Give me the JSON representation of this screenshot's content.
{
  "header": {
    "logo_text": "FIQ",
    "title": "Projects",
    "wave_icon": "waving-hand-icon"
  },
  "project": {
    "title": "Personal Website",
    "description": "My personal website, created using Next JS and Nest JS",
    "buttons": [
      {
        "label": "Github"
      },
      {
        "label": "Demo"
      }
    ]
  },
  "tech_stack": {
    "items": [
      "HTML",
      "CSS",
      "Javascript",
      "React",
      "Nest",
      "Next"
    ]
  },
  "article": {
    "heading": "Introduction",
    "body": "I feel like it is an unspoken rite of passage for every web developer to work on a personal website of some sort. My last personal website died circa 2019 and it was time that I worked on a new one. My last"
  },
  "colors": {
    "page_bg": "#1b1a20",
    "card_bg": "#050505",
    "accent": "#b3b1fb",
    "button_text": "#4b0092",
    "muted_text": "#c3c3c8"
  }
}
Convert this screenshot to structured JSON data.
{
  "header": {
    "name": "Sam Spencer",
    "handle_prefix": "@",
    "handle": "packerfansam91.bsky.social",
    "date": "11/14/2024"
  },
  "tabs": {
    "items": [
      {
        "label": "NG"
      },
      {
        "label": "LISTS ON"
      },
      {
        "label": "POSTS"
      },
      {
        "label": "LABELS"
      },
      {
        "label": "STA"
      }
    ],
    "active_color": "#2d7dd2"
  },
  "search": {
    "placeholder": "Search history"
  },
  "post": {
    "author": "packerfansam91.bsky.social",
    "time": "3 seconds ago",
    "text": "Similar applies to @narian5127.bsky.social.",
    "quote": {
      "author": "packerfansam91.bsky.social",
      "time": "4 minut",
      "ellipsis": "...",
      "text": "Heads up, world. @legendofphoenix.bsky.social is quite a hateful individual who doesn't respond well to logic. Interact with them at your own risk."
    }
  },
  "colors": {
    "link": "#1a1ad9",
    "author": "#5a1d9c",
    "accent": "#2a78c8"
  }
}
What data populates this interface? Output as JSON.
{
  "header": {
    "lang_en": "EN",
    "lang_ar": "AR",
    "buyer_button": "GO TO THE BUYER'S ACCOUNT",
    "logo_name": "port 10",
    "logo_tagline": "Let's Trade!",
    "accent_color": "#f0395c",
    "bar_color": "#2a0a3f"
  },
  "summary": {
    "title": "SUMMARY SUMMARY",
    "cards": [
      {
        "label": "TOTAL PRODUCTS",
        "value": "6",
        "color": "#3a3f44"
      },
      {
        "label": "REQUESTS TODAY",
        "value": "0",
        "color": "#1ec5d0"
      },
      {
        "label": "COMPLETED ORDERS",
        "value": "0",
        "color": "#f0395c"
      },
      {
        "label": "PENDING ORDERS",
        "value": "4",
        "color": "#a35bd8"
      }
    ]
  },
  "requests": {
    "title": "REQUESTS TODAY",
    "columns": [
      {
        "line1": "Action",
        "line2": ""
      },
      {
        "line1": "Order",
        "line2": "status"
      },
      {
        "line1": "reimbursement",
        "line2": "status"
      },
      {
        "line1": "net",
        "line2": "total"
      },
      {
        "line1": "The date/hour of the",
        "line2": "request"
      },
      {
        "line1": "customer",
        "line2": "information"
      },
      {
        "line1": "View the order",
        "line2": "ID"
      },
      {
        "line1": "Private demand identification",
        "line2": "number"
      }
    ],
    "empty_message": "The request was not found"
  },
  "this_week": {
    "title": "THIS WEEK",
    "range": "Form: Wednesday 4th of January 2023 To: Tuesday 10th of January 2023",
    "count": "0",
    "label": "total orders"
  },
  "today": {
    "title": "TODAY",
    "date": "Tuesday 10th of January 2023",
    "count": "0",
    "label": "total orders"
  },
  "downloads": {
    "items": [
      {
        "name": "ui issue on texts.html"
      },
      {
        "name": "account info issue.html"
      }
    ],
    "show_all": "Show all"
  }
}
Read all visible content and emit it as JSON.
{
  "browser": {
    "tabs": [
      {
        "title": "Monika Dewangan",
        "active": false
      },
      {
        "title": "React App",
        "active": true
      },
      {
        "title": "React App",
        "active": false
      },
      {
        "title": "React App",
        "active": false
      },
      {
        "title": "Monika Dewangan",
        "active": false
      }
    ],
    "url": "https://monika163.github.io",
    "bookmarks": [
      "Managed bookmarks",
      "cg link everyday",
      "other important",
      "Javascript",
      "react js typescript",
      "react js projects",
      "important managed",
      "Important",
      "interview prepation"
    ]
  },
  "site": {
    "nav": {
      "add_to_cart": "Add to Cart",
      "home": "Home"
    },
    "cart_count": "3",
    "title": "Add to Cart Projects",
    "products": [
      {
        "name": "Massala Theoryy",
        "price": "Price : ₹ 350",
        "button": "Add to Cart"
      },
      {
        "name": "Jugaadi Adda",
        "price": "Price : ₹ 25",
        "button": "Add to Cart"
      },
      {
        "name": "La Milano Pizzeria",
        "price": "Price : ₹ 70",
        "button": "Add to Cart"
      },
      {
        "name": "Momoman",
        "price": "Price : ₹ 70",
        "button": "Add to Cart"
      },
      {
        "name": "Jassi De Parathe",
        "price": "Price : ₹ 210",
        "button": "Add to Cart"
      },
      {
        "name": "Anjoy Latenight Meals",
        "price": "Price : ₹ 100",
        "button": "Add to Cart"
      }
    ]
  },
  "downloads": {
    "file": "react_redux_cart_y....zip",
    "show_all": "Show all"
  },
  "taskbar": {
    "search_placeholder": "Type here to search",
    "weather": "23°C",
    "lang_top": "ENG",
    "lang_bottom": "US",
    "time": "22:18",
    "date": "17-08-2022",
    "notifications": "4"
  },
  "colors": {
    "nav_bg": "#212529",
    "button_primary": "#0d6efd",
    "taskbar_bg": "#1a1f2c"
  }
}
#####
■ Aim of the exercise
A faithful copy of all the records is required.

■ Problem solution
Give me the JSON representation of this screenshot's content.
{
  "header": {
    "logo_text": "FIQ",
    "title": "Projects",
    "wave_icon": "waving-hand-icon"
  },
  "project": {
    "title": "Personal Website",
    "description": "My personal website, created using Next JS and Nest JS",
    "buttons": [
      {
        "label": "Github"
      },
      {
        "label": "Demo"
      }
    ]
  },
  "tech_stack": {
    "items": [
      "HTML",
      "CSS",
      "Javascript",
      "React",
      "Nest",
      "Next"
    ]
  },
  "article": {
    "heading": "Introduction",
    "body": "I feel like it is an unspoken rite of passage for every web developer to work on a personal website of some sort. My last personal website died circa 2019 and it was time that I worked on a new one. My last"
  },
  "colors": {
    "page_bg": "#1b1a20",
    "card_bg": "#050505",
    "accent": "#b3b1fb",
    "button_text": "#4b0092",
    "muted_text": "#c3c3c8"
  }
}
Convert this screenshot to structured JSON data.
{
  "header": {
    "name": "Sam Spencer",
    "handle_prefix": "@",
    "handle": "packerfansam91.bsky.social",
    "date": "11/14/2024"
  },
  "tabs": {
    "items": [
      {
        "label": "NG"
      },
      {
        "label": "LISTS ON"
      },
      {
        "label": "POSTS"
      },
      {
        "label": "LABELS"
      },
      {
        "label": "STA"
      }
    ],
    "active_color": "#2d7dd2"
  },
  "search": {
    "placeholder": "Search history"
  },
  "post": {
    "author": "packerfansam91.bsky.social",
    "time": "3 seconds ago",
    "text": "Similar applies to @narian5127.bsky.social.",
    "quote": {
      "author": "packerfansam91.bsky.social",
      "time": "4 minut",
      "ellipsis": "...",
      "text": "Heads up, world. @legendofphoenix.bsky.social is quite a hateful individual who doesn't respond well to logic. Interact with them at your own risk."
    }
  },
  "colors": {
    "link": "#1a1ad9",
    "author": "#5a1d9c",
    "accent": "#2a78c8"
  }
}
What data populates this interface? Output as JSON.
{
  "header": {
    "lang_en": "EN",
    "lang_ar": "AR",
    "buyer_button": "GO TO THE BUYER'S ACCOUNT",
    "logo_name": "port 10",
    "logo_tagline": "Let's Trade!",
    "accent_color": "#f0395c",
    "bar_color": "#2a0a3f"
  },
  "summary": {
    "title": "SUMMARY SUMMARY",
    "cards": [
      {
        "label": "TOTAL PRODUCTS",
        "value": "6",
        "color": "#3a3f44"
      },
      {
        "label": "REQUESTS TODAY",
        "value": "0",
        "color": "#1ec5d0"
      },
      {
        "label": "COMPLETED ORDERS",
        "value": "0",
        "color": "#f0395c"
      },
      {
        "label": "PENDING ORDERS",
        "value": "4",
        "color": "#a35bd8"
      }
    ]
  },
  "requests": {
    "title": "REQUESTS TODAY",
    "columns": [
      {
        "line1": "Action",
        "line2": ""
      },
      {
        "line1": "Order",
        "line2": "status"
      },
      {
        "line1": "reimbursement",
        "line2": "status"
      },
      {
        "line1": "net",
        "line2": "total"
      },
      {
        "line1": "The date/hour of the",
        "line2": "request"
      },
      {
        "line1": "customer",
        "line2": "information"
      },
      {
        "line1": "View the order",
        "line2": "ID"
      },
      {
        "line1": "Private demand identification",
        "line2": "number"
      }
    ],
    "empty_message": "The request was not found"
  },
  "this_week": {
    "title": "THIS WEEK",
    "range": "Form: Wednesday 4th of January 2023 To: Tuesday 10th of January 2023",
    "count": "0",
    "label": "total orders"
  },
  "today": {
    "title": "TODAY",
    "date": "Tuesday 10th of January 2023",
    "count": "0",
    "label": "total orders"
  },
  "downloads": {
    "items": [
      {
        "name": "ui issue on texts.html"
      },
      {
        "name": "account info issue.html"
      }
    ],
    "show_all": "Show all"
  }
}
Read all visible content and emit it as JSON.
{
  "browser": {
    "tabs": [
      {
        "title": "Monika Dewangan",
        "active": false
      },
      {
        "title": "React App",
        "active": true
      },
      {
        "title": "React App",
        "active": false
      },
      {
        "title": "React App",
        "active": false
      },
      {
        "title": "Monika Dewangan",
        "active": false
      }
    ],
    "url": "https://monika163.github.io",
    "bookmarks": [
      "Managed bookmarks",
      "cg link everyday",
      "other important",
      "Javascript",
      "react js typescript",
      "react js projects",
      "important managed",
      "Important",
      "interview prepation"
    ]
  },
  "site": {
    "nav": {
      "add_to_cart": "Add to Cart",
      "home": "Home"
    },
    "cart_count": "3",
    "title": "Add to Cart Projects",
    "products": [
      {
        "name": "Massala Theoryy",
        "price": "Price : ₹ 350",
        "button": "Add to Cart"
      },
      {
        "name": "Jugaadi Adda",
        "price": "Price : ₹ 25",
        "button": "Add to Cart"
      },
      {
        "name": "La Milano Pizzeria",
        "price": "Price : ₹ 70",
        "button": "Add to Cart"
      },
      {
        "name": "Momoman",
        "price": "Price : ₹ 70",
        "button": "Add to Cart"
      },
      {
        "name": "Jassi De Parathe",
        "price": "Price : ₹ 210",
        "button": "Add to Cart"
      },
      {
        "name": "Anjoy Latenight Meals",
        "price": "Price : ₹ 100",
        "button": "Add to Cart"
      }
    ]
  },
  "downloads": {
    "file": "react_redux_cart_y....zip",
    "show_all": "Show all"
  },
  "taskbar": {
    "search_placeholder": "Type here to search",
    "weather": "23°C",
    "lang_top": "ENG",
    "lang_bottom": "US",
    "time": "22:18",
    "date": "17-08-2022",
    "notifications": "4"
  },
  "colors": {
    "nav_bg": "#212529",
    "button_primary": "#0d6efd",
    "taskbar_bg": "#1a1f2c"
  }
}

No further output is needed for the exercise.